  1. Access Application Live View for VMware Tanzu to take a look at your applications runtime metrics. This will require a port forward. You can find the port here by listing your services.

    kubectl get svc -n tap-install


    NAME                         TYPE           CLUSTER-IP      EXTERNAL-IP                                PORT(S)                                      AGE
    application-live-view-5112   LoadBalancer    <pending>                                  5112:31769/TCP                               134m
    application-live-view-7000   ClusterIP    <none>                                     7000/TCP                                     134m
    coredns                      NodePort      <none>                                     53:30053/UDP,53:30053/TCP,9153:32759/TCP     142m
    petclinic                    ExternalName   <none>          envoy.contour-internal.svc.cluster.local   80/TCP                                       35m
    petclinic-00001              ClusterIP   <none>                                     80/TCP                                       35m
    petclinic-00001-private      ClusterIP      <none>                                     80/TCP,9090/TCP,9091/TCP,8022/TCP,8012/TCP   35m

    Here, the one you are interested in is the LoadBalancer service called application-live-view-5112.

  2. Port forward this service to your host.

    kubectl -n tap-install port-forward svc/application-live-view-5112 5112:5112
  3. Since this is a running service, open another terminal window to continue with this guide. Be sure you are in the proper working directory once the new terminal is open.

  4. Open your browser to localhost:5112 and view Application Live View for VMware Tanzu. Click around and explore your application.

    open http://localhost:5112

Next Steps

That’s it for this guide! You have successfully deployed the Tanzu Application Platform, deployed a workload, and used every component along the way. So what are some other things you could do to continue your learning?

  1. Make some code changes! As a developer, this is the core to your day-to-day, and a huge part of what your experience will be working with Tanzu Application Platform. Make a code change to your application. I suggest /src/main/resources/messages/ for a good place to make some easy changes if you are not familiar with Java or Spring.

  2. Scale your application and watch the changes in Application Live View for VMware Tanzu! In /kubernetes/deployment.yaml, you can increase the replica count. Push this change and watch Tanzu Application Platform take over.

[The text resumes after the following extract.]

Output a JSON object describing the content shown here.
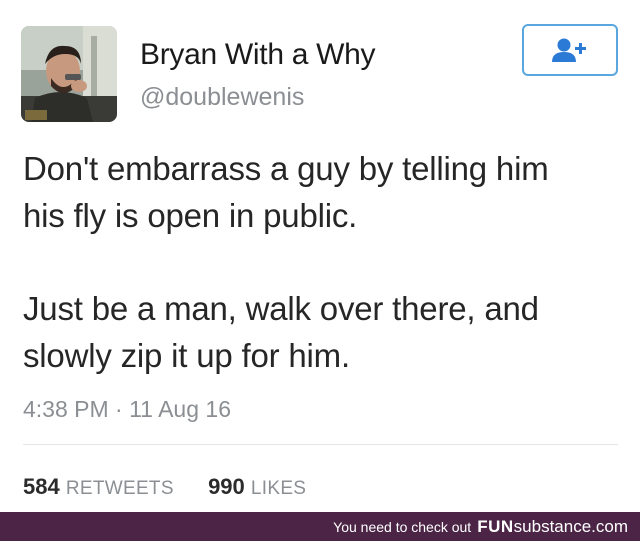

  3. Deploy on other platforms! KIND is great for certain things, but other platforms have value too. Try minikube for another local option. Or Amazon Web Services (AWS) or Azure for cloud options. It’s a great way to continue to learn the system.

Be on the lookout for future updates to this Beta. I will try to keep these posts updated as new information is released.